• **Problem to solve**:
Where does the string "value" occur in the records below? Copy every line that holds it.
═════ Dataset content
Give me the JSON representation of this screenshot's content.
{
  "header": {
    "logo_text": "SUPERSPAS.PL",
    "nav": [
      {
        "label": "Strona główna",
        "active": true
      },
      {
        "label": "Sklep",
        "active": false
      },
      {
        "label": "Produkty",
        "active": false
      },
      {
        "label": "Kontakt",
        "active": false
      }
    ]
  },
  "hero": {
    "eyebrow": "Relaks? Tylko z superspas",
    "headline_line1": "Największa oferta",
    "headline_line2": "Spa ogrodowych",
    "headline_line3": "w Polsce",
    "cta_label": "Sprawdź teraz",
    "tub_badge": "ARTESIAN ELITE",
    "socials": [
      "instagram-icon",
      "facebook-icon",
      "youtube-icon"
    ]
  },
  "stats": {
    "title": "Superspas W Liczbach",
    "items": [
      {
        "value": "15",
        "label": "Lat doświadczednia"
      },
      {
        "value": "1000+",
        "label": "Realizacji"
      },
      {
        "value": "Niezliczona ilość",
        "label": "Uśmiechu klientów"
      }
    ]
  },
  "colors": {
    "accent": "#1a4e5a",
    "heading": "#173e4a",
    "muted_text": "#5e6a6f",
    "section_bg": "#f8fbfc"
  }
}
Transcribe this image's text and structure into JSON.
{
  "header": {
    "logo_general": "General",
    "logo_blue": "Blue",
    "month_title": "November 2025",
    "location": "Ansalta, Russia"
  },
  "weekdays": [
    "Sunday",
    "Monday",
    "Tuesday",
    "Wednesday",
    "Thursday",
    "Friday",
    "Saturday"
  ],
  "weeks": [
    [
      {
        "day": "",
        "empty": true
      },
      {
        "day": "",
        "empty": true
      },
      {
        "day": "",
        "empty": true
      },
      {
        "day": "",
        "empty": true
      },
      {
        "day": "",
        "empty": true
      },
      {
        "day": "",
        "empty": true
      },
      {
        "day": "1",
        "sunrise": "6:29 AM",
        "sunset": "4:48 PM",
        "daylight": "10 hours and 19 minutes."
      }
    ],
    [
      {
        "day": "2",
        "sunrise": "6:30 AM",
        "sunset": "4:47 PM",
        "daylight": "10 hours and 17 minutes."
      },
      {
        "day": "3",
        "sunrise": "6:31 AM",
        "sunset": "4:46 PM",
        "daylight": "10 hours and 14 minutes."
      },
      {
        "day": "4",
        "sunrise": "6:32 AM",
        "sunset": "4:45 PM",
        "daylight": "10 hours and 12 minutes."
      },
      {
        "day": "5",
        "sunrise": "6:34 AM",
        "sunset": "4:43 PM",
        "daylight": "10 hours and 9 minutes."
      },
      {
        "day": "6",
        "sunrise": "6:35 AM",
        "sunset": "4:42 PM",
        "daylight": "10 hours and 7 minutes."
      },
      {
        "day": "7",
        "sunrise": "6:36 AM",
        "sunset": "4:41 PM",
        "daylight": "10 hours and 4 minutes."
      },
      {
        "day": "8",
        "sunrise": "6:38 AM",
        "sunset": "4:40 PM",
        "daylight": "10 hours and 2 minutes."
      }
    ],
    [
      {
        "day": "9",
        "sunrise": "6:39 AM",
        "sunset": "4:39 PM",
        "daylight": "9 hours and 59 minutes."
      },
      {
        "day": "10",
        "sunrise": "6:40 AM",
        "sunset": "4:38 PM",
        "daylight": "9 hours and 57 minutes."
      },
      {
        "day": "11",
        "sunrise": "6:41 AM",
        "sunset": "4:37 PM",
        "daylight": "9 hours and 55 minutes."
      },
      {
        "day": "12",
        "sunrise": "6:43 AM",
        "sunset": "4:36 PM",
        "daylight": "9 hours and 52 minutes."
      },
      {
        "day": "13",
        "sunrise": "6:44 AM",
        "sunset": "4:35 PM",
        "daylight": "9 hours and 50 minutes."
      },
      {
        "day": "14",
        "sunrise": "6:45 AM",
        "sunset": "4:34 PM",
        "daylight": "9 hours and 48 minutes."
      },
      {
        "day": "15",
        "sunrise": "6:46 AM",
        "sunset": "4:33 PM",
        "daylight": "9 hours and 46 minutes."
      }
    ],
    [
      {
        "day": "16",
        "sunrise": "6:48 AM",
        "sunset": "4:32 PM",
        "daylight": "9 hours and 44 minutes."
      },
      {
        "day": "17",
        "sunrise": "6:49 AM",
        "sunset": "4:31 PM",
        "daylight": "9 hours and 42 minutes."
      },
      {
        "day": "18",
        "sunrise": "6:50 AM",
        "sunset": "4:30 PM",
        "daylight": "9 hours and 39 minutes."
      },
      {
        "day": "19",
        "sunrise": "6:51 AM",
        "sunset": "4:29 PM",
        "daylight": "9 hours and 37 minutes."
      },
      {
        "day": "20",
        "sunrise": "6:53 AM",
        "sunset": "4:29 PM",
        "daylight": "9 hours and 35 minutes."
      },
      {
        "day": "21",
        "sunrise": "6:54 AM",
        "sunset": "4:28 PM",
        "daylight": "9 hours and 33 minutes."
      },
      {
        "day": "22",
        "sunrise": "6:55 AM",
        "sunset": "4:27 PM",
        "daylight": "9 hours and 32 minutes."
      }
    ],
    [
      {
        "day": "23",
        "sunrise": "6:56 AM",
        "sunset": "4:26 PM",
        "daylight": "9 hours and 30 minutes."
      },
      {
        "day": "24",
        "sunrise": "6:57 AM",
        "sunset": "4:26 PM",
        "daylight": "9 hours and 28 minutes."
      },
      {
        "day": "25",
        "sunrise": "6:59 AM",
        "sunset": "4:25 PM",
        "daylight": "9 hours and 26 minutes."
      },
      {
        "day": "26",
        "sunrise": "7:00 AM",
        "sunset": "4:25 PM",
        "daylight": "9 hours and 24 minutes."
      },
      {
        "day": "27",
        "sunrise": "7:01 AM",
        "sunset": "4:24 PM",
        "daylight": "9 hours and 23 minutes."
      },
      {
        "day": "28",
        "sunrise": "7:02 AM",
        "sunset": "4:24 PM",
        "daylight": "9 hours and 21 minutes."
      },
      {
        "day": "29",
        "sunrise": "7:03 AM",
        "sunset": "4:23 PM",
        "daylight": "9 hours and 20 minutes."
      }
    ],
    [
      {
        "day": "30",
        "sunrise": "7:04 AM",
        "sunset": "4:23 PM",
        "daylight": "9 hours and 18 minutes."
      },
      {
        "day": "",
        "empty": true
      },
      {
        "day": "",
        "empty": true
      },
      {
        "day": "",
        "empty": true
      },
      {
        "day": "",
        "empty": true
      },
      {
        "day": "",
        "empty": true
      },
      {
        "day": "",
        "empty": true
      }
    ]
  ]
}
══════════
• **Answer to the exercise**:
        "value": "15",
        "value": "1000+",
        "value": "Niezliczona ilość",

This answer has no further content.